Should you take a look at Chris Pandolfi’s reflection in the namesake of his recent Sugar Hill release, Looking Glass, you would see that his visage doesn’t stand alone; surrounding him would be the images of fellow banjo masters Earl Scruggs, Bela Fleck, and Tony Trischka, luminaries who have blazed the trail Pandolfi is now extending.
Scruggs embedded the banjo in the American musical mind, while Fleck and Trischka snatched it from its early Appalachian interpretations and stretched it into previously unknown frontiers. Like this esteemed trio, Pandolfi has accepted the role of five-string innovator.
Pandolfi is joined by his mates in The Infamous Stringdusters and some of the finest musicians in Nashville on the 11 cuts that make up Looking Glass.
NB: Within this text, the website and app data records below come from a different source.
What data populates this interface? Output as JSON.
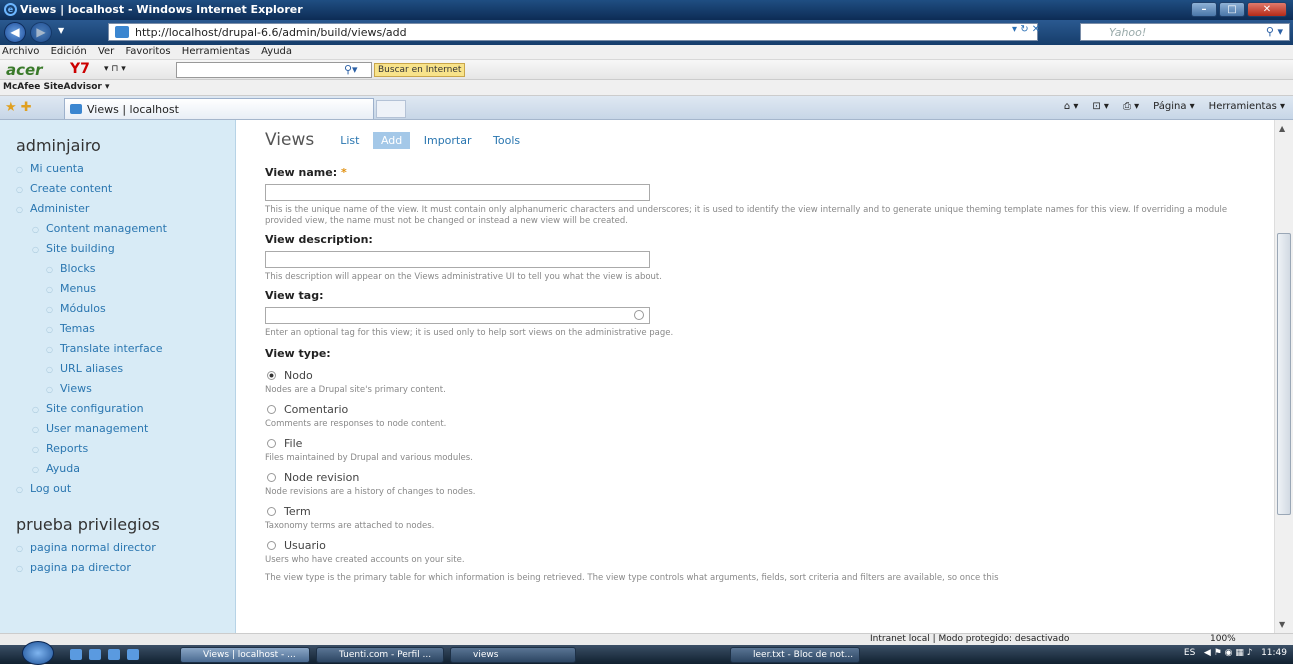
{
  "window": {
    "title": "Views | localhost - Windows Internet Explorer"
  },
  "address": {
    "url": "http://localhost/drupal-6.6/admin/build/views/add",
    "search_placeholder": "Yahoo!"
  },
  "menubar": [
    "Archivo",
    "Edición",
    "Ver",
    "Favoritos",
    "Herramientas",
    "Ayuda"
  ],
  "acerbar": {
    "brand": "acer",
    "y7": "Y7",
    "buscar": "Buscar en Internet"
  },
  "mcafee": "McAfee SiteAdvisor",
  "tab": {
    "label": "Views | localhost"
  },
  "tools": {
    "pagina": "Página",
    "herramientas": "Herramientas"
  },
  "sidebar": {
    "user_block_title": "adminjairo",
    "items": [
      {
        "label": "Mi cuenta",
        "level": 0
      },
      {
        "label": "Create content",
        "level": 0
      },
      {
        "label": "Administer",
        "level": 0
      },
      {
        "label": "Content management",
        "level": 1
      },
      {
        "label": "Site building",
        "level": 1
      },
      {
        "label": "Blocks",
        "level": 2
      },
      {
        "label": "Menus",
        "level": 2
      },
      {
        "label": "Módulos",
        "level": 2
      },
      {
        "label": "Temas",
        "level": 2
      },
      {
        "label": "Translate interface",
        "level": 2
      },
      {
        "label": "URL aliases",
        "level": 2
      },
      {
        "label": "Views",
        "level": 2
      },
      {
        "label": "Site configuration",
        "level": 1
      },
      {
        "label": "User management",
        "level": 1
      },
      {
        "label": "Reports",
        "level": 1
      },
      {
        "label": "Ayuda",
        "level": 1
      },
      {
        "label": "Log out",
        "level": 0
      }
    ],
    "block2_title": "prueba privilegios",
    "block2_items": [
      "pagina normal director",
      "pagina pa director"
    ]
  },
  "content": {
    "title": "Views",
    "tabs": [
      "List",
      "Add",
      "Importar",
      "Tools"
    ],
    "view_name_label": "View name:",
    "required_mark": "*",
    "view_name_desc": "This is the unique name of the view. It must contain only alphanumeric characters and underscores; it is used to identify the view internally and to generate unique theming template names for this view. If overriding a module provided view, the name must not be changed or instead a new view will be created.",
    "view_desc_label": "View description:",
    "view_desc_desc": "This description will appear on the Views administrative UI to tell you what the view is about.",
    "view_tag_label": "View tag:",
    "view_tag_desc": "Enter an optional tag for this view; it is used only to help sort views on the administrative page.",
    "view_type_label": "View type:",
    "types": [
      {
        "label": "Nodo",
        "desc": "Nodes are a Drupal site's primary content.",
        "checked": true
      },
      {
        "label": "Comentario",
        "desc": "Comments are responses to node content.",
        "checked": false
      },
      {
        "label": "File",
        "desc": "Files maintained by Drupal and various modules.",
        "checked": false
      },
      {
        "label": "Node revision",
        "desc": "Node revisions are a history of changes to nodes.",
        "checked": false
      },
      {
        "label": "Term",
        "desc": "Taxonomy terms are attached to nodes.",
        "checked": false
      },
      {
        "label": "Usuario",
        "desc": "Users who have created accounts on your site.",
        "checked": false
      }
    ],
    "view_type_desc": "The view type is the primary table for which information is being retrieved. The view type controls what arguments, fields, sort criteria and filters are available, so once this"
  },
  "status": {
    "zone": "Intranet local | Modo protegido: desactivado",
    "zoom": "100%"
  },
  "taskbar": {
    "buttons": [
      "Views | localhost - ...",
      "Tuenti.com - Perfil ...",
      "views",
      "leer.txt - Bloc de not..."
    ],
    "lang": "ES",
    "clock": "11:49"
  }
}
Shining moments from the album include the interplay between Pandolfi, mandolinist Matt Flinner, guitarist Chris Eldridge, and fiddler extraordinaire Stuart Duncan on "Winnipeg," Jesse Cobb’s mandolin work on the newgrassy "Machines," the subtle play of Flinner and guitarist Ross Martin on "Big Bend," the intricate picking of all six ‘Dusters on "Wichita Stomp," and the somber "Melancholy," a banjo/bass duet performed with Byron House.
Looking Glass offers proof that the term master is not misplaced on Chris Pandolfi; those familiar with his work with The Infamous Stringdusters will not be surprised that Pandolfi has put together an astounding collection of instrumental banjo works. For the uninitiated, this record will serve as ample introduction to the finest young banjo virtuoso working in acoustic music today.
Looking Glass is out now on Sugar Hill Records.